SINGAPORE - As a new student at the Peabody Conservatory in the mid-1980s, China-born violinist Qian Zhou pinched pennies and lived on 15 meals a week.
All that changed when she swept every major prize at the well-known Marguerite Long-Jacques Thibaud Competition in Paris in 1987, a feat unprecedented in the contest's 50-year history.
It launched her internationally as a soloist, a route which would lead to the now-American citizen becoming the founding head of strings at the Yong Siew Toh Conservatory in Singapore.
Today, she judges similar life- changing musical contests around the world and is also the chair of Singapore's biggest-ever musical prize, the new triennial Singapore International Violin Competition for musicians aged 30 and below.
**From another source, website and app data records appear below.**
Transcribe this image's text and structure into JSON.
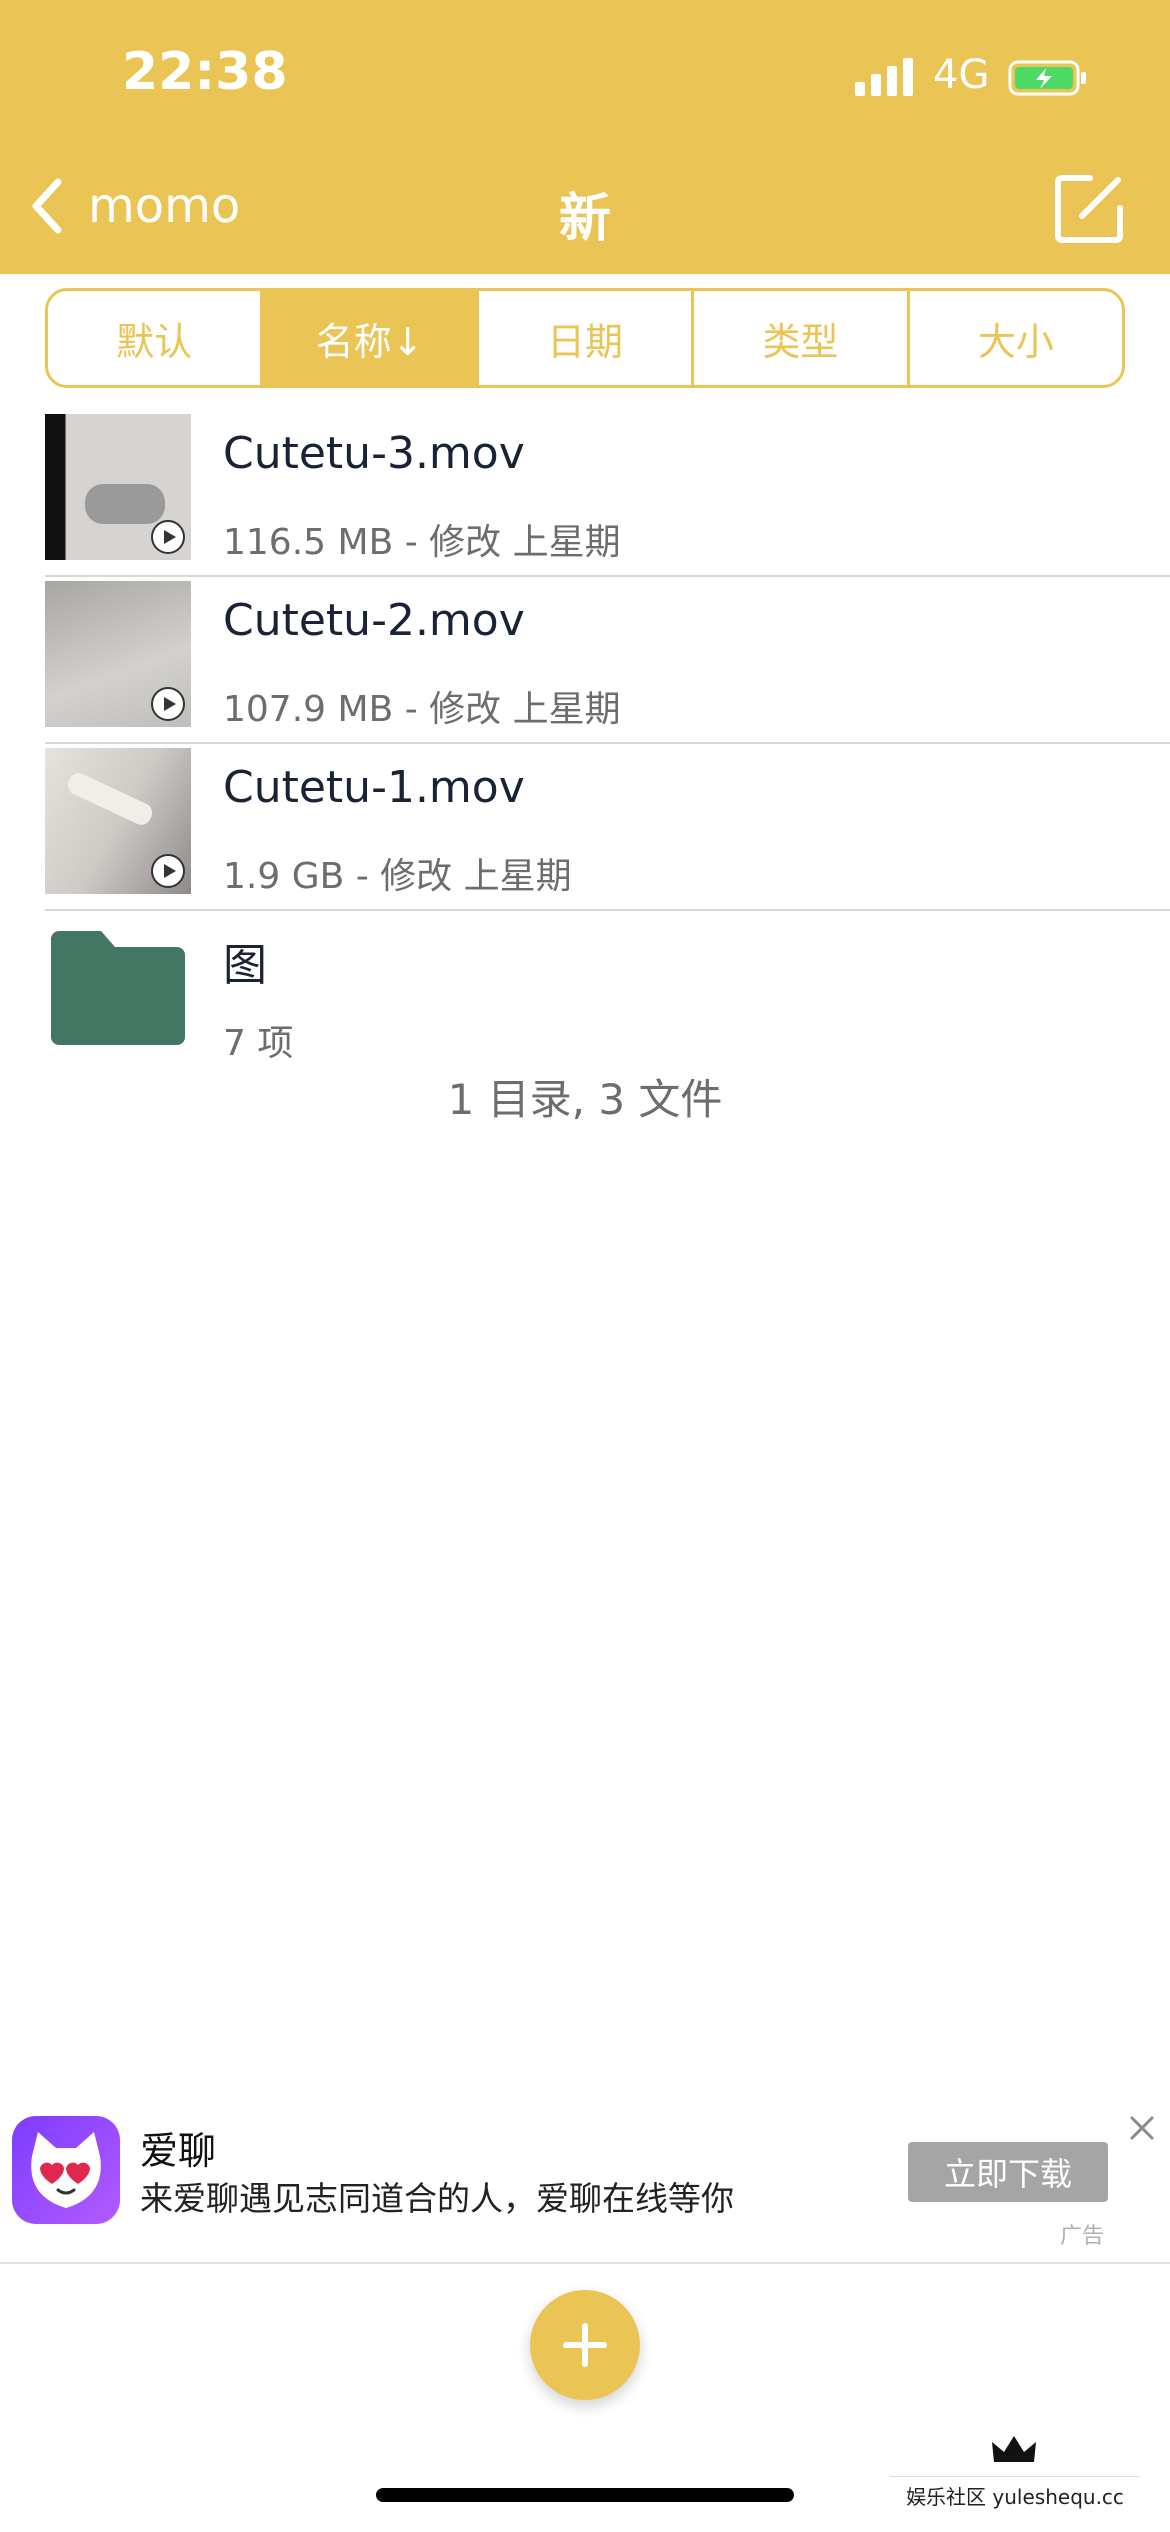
{
  "colors": {
    "accent": "#EAC555",
    "folder": "#447763"
  },
  "status_bar": {
    "time": "22:38",
    "network": "4G"
  },
  "nav": {
    "back_label": "momo",
    "title": "新"
  },
  "sort_segments": [
    {
      "label": "默认"
    },
    {
      "label": "名称↓"
    },
    {
      "label": "日期"
    },
    {
      "label": "类型"
    },
    {
      "label": "大小"
    }
  ],
  "files": [
    {
      "name": "Cutetu-3.mov",
      "meta": "116.5 MB - 修改 上星期"
    },
    {
      "name": "Cutetu-2.mov",
      "meta": "107.9 MB - 修改 上星期"
    },
    {
      "name": "Cutetu-1.mov",
      "meta": "1.9 GB - 修改 上星期"
    },
    {
      "name": "图",
      "meta": "7 项"
    }
  ],
  "summary": "1 目录, 3 文件",
  "ad": {
    "title": "爱聊",
    "description": "来爱聊遇见志同道合的人，爱聊在线等你",
    "button": "立即下载",
    "tag": "广告"
  },
  "watermark": "娱乐社区 yuleshequ.cc"
}
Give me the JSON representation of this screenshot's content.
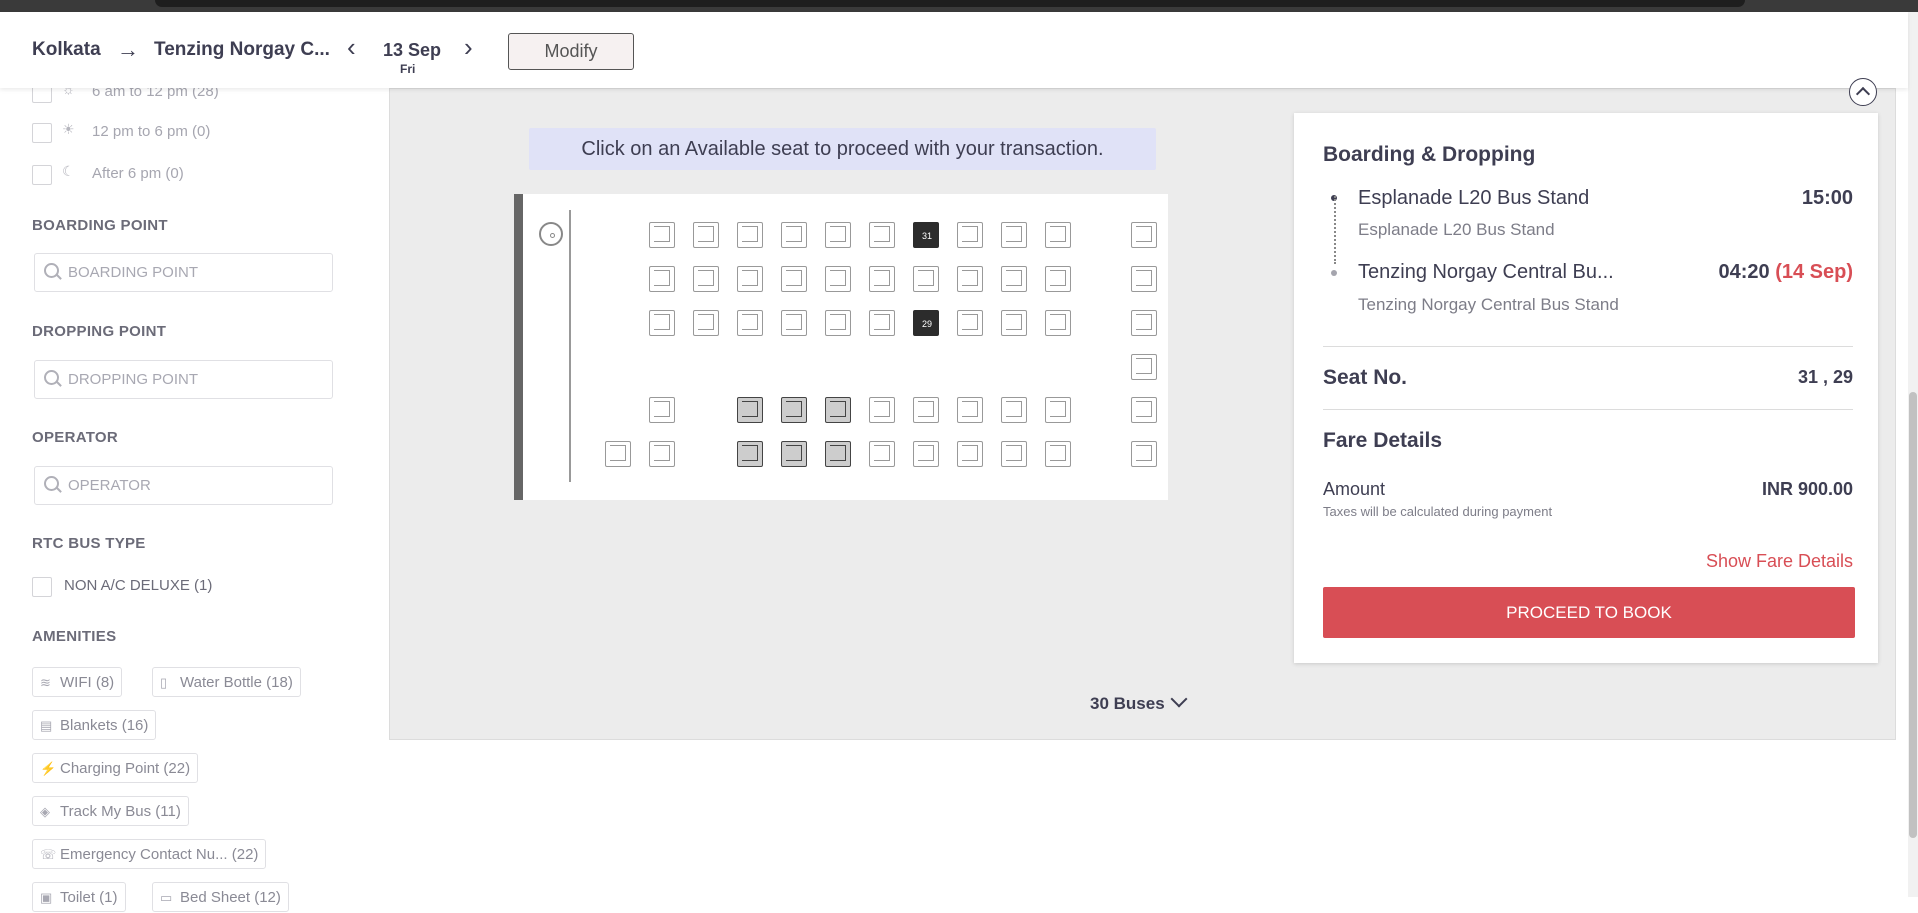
{
  "header": {
    "from": "Kolkata",
    "to": "Tenzing Norgay C...",
    "date": "13 Sep",
    "day": "Fri",
    "modify_label": "Modify"
  },
  "filters": {
    "time_slots": [
      {
        "label": "6 am to 12 pm (28)",
        "icon": "sun-rise-icon"
      },
      {
        "label": "12 pm to 6 pm (0)",
        "icon": "sun-icon"
      },
      {
        "label": "After 6 pm (0)",
        "icon": "sunset-icon"
      }
    ],
    "boarding_title": "BOARDING POINT",
    "boarding_placeholder": "BOARDING POINT",
    "dropping_title": "DROPPING POINT",
    "dropping_placeholder": "DROPPING POINT",
    "operator_title": "OPERATOR",
    "operator_placeholder": "OPERATOR",
    "rtc_title": "RTC BUS TYPE",
    "rtc_option": "NON A/C DELUXE (1)",
    "amenities_title": "AMENITIES",
    "amenities": [
      {
        "label": "WIFI (8)",
        "icon": "wifi-icon"
      },
      {
        "label": "Water Bottle (18)",
        "icon": "bottle-icon"
      },
      {
        "label": "Blankets (16)",
        "icon": "blanket-icon"
      },
      {
        "label": "Charging Point (22)",
        "icon": "plug-icon"
      },
      {
        "label": "Track My Bus (11)",
        "icon": "tracking-icon"
      },
      {
        "label": "Emergency Contact Nu... (22)",
        "icon": "phone-icon"
      },
      {
        "label": "Toilet (1)",
        "icon": "toilet-icon"
      },
      {
        "label": "Bed Sheet (12)",
        "icon": "bedsheet-icon"
      }
    ]
  },
  "seat_layout": {
    "banner": "Click on an Available seat to proceed with your transaction.",
    "selected_seats": [
      "31",
      "29"
    ]
  },
  "buses_toggle": "30 Buses",
  "details": {
    "boarding_title": "Boarding & Dropping",
    "boarding_stop": "Esplanade L20 Bus Stand",
    "boarding_stop_sub": "Esplanade L20 Bus Stand",
    "boarding_time": "15:00",
    "dropping_stop": "Tenzing Norgay Central Bu...",
    "dropping_stop_sub": "Tenzing Norgay Central Bus Stand",
    "dropping_time": "04:20",
    "dropping_date": "(14 Sep)",
    "seat_label": "Seat No.",
    "seat_value": "31 , 29",
    "fare_title": "Fare Details",
    "amount_label": "Amount",
    "amount_value": "INR 900.00",
    "tax_note": "Taxes will be calculated during payment",
    "show_fare_label": "Show Fare Details",
    "proceed_label": "PROCEED TO BOOK"
  },
  "colors": {
    "accent": "#d84e55",
    "banner_bg": "#e0e2f7",
    "selected_seat": "#2c2c2c",
    "booked_seat": "#cdcdcd"
  }
}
Hosted by the Yong Siew Toh Conservatory of Music and supported by the National Arts Council of Singapore, the contest begins on Jan 10 and has attracted more than 30 award-winning violinists under the age of 30.
Contestants from countries such as China, Germany, Japan, Latvia, South Korea and the United States, among others, will battle for a top prize of US$50,000 (S$66,560) plus a recording contract with music label Naxos, awarded on Jan 21.
Of Qian's role in the competition, the conservatory's director Bernard Lanskey says she has been "pivotal in shaping the contest to be so quickly recognised as potentially world class".
He adds: "Her international credibility is such that she was able not only to draw together quickly such a distinctive jury, but also that she could garner interest from so many of the world's top teachers."
The nine-member star-studded jury, for example, includes South Korea's Nam Yun Kim, who has also judged prestigious violin competitions such as the Queen Elisabeth Competition in Brussels and Tchaikovsky Competition in Moscow, plus Israeli violin doyen Shmuel Ashkenasi.
As the days count down to the first round of the competition, Qian, who turns 47 this year, barely moves from her office and command centre at the Yong Siew Toh Conservatory, working on Christmas Eve and holidays to ensure all goes smoothly.
Of the 35 shortlisted candidates, two are her former students - Singaporean violinists See Ian Ike and Loh Jun Hong. A third Singaporean, Phang Lijia, is also in the running.
As a member of the jury, Qian refuses to speculate on any of their chances, saying only: "I want this contest to discover the deserving. Deserving means talent level and musicianship."
She shares her memories of competing.